Nothing conjures up the utopian-dystopian divide quite like the topic of Artificial Intelligence. While optimists focus on the possibility of alleviating suffering and realising human potential, figures such as Elon Musk are firmly in the latter camp, calling it ‘the biggest risk we face as a civilisation’ and comparing it to ‘summoning the demon’.
Nevertheless last year VC firms invested $4.9 billion in AI ventures in the second quarter, compared to $2.7 billion in the first quarter, and 84% of US business executives said implementing AI “at scale” in their organisations will be necessary in the next 3 years.
“AI isn’t a tidal wave that will sweep instantly across continents. It’s going to be a mosaic” – Arthur Orduna, chief innovation officer for Avis Budget Group Inc.
Though we can speculate, the future remains uncertain and whilst the Technology we have today may seem quite far off, with exponential rates of progress making bounds and leaps, change is a guarantee and nowhere is set to feel that more than the world of work. Unlike this pretty brief blink, blogger Tim Urban writes a brilliantly detailed post on the Road To Superintelligence.
With a huge portion of the workforce set to take a hit, the need to up-skill and the creation of new jobs is tantamount. And although this could widen the wealth gap and create huge challenges:
‘If handled with care and foresight, the AI crisis could present a chance for us to redirect our energy towards more human pursuits: to taking care of each other and our communities. But to have any chance of forging that future we must first understand the economic gauntlet that we are about to pass through.’ – Kai Fu Lee, US and China VC and AI Researcher.
What makes AI so special? Predominantly its ability to detect subtle patterns in incredibly large amounts of data, and to learn from them, yielding far more accurate results and predictions than their human programmers.
These developments have allowed AI to move from automation to autonomy, by overcoming the limitations of carrying out small tasks repeatedly, and gaining the capacity to continuously learn from new data. This will allow AI to expand into areas such as driving cars, diagnosing disease or providing customer support. Despite being a highly narrow objective machine, where AI will struggle is in the distinctly more human realms – choosing its own goals, thinking creatively or providing understanding and empathy.
Nevertheless, many of the free-markets self-correcting mechanisms could break down in an AI economy, as it is inherently monopolistic. A company with more data and better algorithms will gain ever more users and data. This self-reinforcing cycle leads to winner-takes-all markets, possibly creating a plutocratic AI elite.
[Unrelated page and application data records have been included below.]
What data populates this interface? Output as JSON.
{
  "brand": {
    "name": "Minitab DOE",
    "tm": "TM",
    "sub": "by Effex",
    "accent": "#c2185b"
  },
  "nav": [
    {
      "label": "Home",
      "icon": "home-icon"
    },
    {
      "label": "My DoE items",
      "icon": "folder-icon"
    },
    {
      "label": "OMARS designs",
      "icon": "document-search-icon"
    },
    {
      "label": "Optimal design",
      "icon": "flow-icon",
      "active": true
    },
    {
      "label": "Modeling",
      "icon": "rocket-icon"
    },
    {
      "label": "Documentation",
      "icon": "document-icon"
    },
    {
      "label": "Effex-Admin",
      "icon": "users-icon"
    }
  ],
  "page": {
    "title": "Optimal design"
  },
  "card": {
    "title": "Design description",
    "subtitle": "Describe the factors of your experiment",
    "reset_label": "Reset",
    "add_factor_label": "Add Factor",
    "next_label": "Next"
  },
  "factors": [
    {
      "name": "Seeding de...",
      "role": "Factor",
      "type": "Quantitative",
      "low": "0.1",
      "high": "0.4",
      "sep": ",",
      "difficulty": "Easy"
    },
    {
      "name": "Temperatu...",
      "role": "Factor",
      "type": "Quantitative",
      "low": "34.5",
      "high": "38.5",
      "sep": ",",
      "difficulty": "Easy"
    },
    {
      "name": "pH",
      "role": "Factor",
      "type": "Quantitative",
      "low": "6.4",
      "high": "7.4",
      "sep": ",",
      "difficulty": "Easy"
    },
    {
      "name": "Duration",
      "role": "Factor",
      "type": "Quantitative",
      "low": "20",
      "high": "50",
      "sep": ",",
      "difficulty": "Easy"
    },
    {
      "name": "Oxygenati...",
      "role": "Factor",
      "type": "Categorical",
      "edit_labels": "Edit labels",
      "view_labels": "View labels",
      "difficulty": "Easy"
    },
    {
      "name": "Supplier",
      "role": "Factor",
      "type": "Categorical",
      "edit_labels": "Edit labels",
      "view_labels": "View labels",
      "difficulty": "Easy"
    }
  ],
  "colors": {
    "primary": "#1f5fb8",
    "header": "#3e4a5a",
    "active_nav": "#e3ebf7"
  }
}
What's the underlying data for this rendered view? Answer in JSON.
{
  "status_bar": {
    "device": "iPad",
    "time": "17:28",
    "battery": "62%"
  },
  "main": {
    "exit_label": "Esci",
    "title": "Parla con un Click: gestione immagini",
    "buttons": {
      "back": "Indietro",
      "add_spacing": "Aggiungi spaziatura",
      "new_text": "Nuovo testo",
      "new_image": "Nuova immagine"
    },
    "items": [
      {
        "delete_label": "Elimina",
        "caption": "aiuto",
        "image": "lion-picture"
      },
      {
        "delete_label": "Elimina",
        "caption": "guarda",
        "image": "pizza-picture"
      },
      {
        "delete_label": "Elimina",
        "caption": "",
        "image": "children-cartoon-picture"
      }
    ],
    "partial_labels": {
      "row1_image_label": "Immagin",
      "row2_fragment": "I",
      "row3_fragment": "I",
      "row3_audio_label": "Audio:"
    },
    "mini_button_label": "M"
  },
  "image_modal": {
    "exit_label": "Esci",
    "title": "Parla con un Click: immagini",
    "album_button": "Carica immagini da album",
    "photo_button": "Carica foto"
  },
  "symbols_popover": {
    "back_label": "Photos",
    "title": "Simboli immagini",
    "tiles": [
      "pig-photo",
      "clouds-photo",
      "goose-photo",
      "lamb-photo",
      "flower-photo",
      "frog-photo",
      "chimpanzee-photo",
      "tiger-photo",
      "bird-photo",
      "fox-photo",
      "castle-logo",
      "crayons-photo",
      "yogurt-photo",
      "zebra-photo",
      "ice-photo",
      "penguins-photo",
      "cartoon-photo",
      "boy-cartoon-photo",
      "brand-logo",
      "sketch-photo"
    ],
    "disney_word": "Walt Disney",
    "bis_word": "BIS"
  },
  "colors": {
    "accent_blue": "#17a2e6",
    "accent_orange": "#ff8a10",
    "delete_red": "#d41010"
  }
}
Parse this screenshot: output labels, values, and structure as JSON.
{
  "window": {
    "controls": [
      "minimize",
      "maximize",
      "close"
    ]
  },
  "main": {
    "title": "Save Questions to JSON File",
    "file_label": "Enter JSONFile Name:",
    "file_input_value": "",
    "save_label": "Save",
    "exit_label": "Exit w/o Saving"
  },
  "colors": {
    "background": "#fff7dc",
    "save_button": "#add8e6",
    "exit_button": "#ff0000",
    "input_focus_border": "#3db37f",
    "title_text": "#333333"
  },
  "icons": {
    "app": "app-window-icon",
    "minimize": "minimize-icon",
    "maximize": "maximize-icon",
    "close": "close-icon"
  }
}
One solution that has come into the mix is the idea of The Universal Basic Income: an unconditional government-provided cash stipend to allow every citizen to meet their basic needs, like benefits for the masses. The ability to pay for such a scheme will depend on the pace and nature of AI’s economic impact.
2020 is a decade that will increasingly see the need for purpose to run alongside profit. In the private sector, instead of simply viewing AI as a means of cost-cutting, businesses could create new jobs that actively seek to harness the symbiosis between the accuracy of AI and the delivery of the human touch.
Marrying purpose with profit is at the heart of spaces like x+why in East London, who foster communities built around creating a better future for all. One of their residents, Ashoka, is currently running an open competition centred around the three key elements that will allow the workforce of today to thrive, not just survive – re-skilling, up-skilling and lifelong learning.
“As the way of working changes, the big issue is, what happens to your current employee base? The whole scaling-up agenda needs to be part of the conversation” – Sanjay Verma, a Principal in PWC’s Advisory Technology
By 2022 the World Economic Forum predicts that automation will displace 75 million jobs worldwide, whilst creating 133 million new ones. So although a large majority of jobs are at risk of being automated, some of the damage could be offset by possible job gains arising from new technologies.
As Andy Kessler said in the Wall Street Journal column “The future happens, just not the way most people think”, we don’t know what we don’t know. What we do know, is that not only will the most important skill of the future be the ability to learn new skills, but also to combine them in creatively human ways, perhaps as part of an evolution more than revolution.